Throughout the listing that follows, find each line with the word "road" and copy it.

INFORMATION GIVEN:
___

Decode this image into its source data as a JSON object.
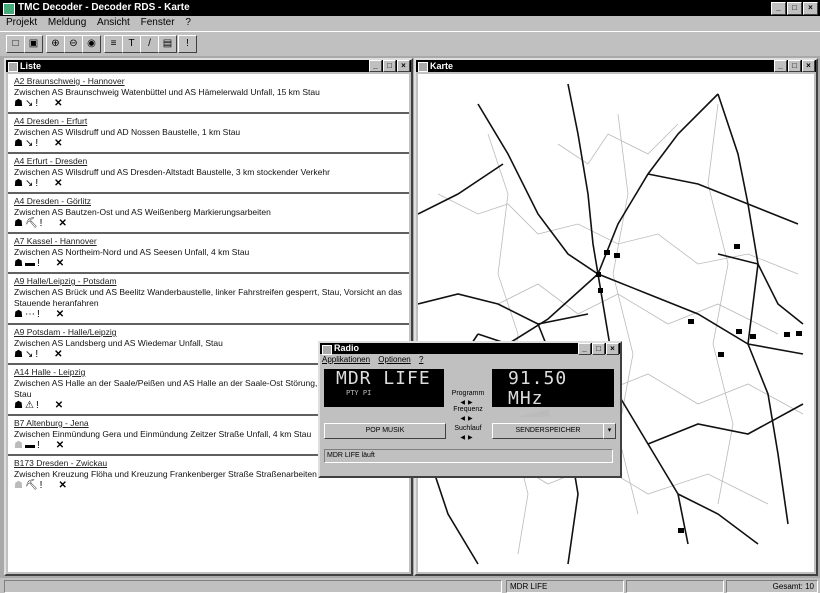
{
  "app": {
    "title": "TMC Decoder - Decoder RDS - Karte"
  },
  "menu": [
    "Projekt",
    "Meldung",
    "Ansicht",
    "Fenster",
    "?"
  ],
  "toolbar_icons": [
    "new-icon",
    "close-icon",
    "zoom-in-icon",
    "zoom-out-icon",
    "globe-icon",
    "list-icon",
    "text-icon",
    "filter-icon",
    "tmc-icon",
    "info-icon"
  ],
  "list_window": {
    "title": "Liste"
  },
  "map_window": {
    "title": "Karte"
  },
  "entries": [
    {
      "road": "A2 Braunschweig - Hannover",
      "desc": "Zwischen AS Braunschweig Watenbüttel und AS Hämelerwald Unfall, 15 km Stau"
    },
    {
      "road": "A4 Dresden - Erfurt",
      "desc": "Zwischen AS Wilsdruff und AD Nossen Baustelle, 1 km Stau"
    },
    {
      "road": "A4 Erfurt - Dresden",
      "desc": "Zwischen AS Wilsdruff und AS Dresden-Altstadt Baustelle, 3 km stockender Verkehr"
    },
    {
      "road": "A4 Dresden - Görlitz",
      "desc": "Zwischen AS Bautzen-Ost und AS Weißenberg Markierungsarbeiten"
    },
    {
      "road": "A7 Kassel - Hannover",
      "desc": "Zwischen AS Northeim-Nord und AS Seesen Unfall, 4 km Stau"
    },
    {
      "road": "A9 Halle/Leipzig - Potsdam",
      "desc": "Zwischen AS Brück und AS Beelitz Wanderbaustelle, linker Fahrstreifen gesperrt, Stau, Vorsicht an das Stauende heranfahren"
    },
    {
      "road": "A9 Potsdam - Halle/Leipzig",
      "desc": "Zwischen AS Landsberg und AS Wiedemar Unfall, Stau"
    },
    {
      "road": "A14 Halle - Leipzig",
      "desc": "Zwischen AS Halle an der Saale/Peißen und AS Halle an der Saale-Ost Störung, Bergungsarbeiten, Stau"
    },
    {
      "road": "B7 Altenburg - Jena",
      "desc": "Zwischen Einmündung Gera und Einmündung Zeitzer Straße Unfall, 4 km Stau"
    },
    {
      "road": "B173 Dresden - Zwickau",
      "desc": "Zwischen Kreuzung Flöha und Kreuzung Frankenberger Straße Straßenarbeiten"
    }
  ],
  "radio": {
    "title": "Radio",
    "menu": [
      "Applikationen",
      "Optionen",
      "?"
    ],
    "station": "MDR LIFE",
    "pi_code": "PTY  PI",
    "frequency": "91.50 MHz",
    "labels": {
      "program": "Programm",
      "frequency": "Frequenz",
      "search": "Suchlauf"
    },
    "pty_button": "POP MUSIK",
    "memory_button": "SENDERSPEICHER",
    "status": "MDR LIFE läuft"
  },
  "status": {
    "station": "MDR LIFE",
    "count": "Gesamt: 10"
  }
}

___

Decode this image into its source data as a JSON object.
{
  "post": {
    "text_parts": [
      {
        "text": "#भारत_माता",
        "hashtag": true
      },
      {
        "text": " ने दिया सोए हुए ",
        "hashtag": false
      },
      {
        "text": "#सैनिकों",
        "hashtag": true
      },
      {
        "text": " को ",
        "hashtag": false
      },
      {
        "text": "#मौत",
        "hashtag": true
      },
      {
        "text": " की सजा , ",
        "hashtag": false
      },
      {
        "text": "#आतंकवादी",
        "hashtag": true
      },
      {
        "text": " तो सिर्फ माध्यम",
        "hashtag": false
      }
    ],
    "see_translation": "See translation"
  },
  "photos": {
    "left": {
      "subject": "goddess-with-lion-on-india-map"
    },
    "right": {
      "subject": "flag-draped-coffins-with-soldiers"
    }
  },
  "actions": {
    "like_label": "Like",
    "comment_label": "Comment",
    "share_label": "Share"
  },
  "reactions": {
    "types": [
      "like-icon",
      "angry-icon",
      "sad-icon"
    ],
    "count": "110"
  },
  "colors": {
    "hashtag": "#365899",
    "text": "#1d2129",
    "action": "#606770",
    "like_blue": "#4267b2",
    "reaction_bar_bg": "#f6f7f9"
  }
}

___

ANSWER TO THIS EXERCISE:
      "road": "A2 Braunschweig - Hannover",
      "road": "A4 Dresden - Erfurt",
      "road": "A4 Erfurt - Dresden",
      "road": "A4 Dresden - Görlitz",
      "road": "A7 Kassel - Hannover",
      "road": "A9 Halle/Leipzig - Potsdam",
      "road": "A9 Potsdam - Halle/Leipzig",
      "road": "A14 Halle - Leipzig",
      "road": "B7 Altenburg - Jena",
      "road": "B173 Dresden - Zwickau",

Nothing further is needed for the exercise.